(2) Hurt, confused, abused, and stifled staffers and layleaders. These folks wanted to give their best to their leaders, but found the amoral leadership patterns hindering and obstructive at least, offensive and destructive at worst.
(3) Divided and diminished congregations. Within their communities, they never had the impact they were designed to have.
Here, then, were two very different "wisdoms," those of which the apostle James spoke long ago:
Who is wise and understanding among you? Let him show it by his good life, by
deeds done in the humility that comes from wisdom. But if you harbor bitter envy
and selfish ambition in your hearts, do not boast about it or deny the truth.
Such "wisdom" does not come down from heaven but is earthly, unspiritual, of the
devil. For where you have envy and selfish ambition, there you find disorder and
every evil practice. But the wisdom that comes from heaven is first of all pure;
then peace-loving, considerate, submissive, full of mercy and good fruit,
impartial and sincere. Peacemakers who sow in peace raise a harvest of
In each chapter ahead, while considering a key question about effective leadership, we'll look at (1) the biblical wisdom supporting the principle involved and (2) the specific business theory it upholds. Get ready to enjoy "mini-book reviews" of pivotal volumes; those you don't yet own may end up on your bookshelves eventually. My hope is that churches will begin applying these wonderful principles, along with their moral bases and structural implications.
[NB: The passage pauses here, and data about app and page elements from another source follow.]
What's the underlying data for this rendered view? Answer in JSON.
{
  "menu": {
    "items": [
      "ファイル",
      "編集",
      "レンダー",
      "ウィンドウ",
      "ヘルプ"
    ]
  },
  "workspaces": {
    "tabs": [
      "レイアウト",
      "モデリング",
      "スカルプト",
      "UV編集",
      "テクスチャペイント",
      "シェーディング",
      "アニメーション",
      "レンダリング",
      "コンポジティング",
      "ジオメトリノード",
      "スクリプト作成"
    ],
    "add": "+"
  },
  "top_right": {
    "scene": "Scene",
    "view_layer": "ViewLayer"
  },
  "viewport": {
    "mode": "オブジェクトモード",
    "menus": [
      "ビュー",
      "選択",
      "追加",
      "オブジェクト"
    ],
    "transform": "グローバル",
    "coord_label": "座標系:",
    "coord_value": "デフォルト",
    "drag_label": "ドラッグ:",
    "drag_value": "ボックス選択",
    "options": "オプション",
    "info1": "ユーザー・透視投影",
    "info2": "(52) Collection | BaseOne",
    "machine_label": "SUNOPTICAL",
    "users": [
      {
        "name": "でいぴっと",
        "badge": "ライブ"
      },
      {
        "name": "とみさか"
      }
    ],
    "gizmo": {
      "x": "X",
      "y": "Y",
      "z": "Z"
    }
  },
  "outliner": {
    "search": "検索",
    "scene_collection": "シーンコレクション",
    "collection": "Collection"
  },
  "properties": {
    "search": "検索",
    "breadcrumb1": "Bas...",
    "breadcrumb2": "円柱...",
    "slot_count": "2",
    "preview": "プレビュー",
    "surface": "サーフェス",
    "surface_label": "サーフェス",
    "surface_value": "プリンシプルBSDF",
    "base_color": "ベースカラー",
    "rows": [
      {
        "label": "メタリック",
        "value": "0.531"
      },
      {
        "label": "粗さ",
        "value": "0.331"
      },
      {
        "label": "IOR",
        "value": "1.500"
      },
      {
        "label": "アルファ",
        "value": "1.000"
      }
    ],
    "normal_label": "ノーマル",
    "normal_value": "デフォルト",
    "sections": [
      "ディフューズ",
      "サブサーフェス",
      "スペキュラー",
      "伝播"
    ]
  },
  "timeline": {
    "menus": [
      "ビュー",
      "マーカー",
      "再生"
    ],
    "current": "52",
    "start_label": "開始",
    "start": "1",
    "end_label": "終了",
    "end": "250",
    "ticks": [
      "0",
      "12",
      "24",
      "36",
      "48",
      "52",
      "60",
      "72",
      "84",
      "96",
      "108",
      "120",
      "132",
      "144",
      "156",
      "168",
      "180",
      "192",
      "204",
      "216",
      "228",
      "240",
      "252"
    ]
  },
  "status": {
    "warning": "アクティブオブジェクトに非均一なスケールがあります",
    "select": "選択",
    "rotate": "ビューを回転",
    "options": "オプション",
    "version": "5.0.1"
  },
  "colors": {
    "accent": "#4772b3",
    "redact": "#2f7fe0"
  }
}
If this can ease and eliminate some of the pain caused by unbiblical, hierarchical leadership patterns, I will be deeply gratified and grateful to God.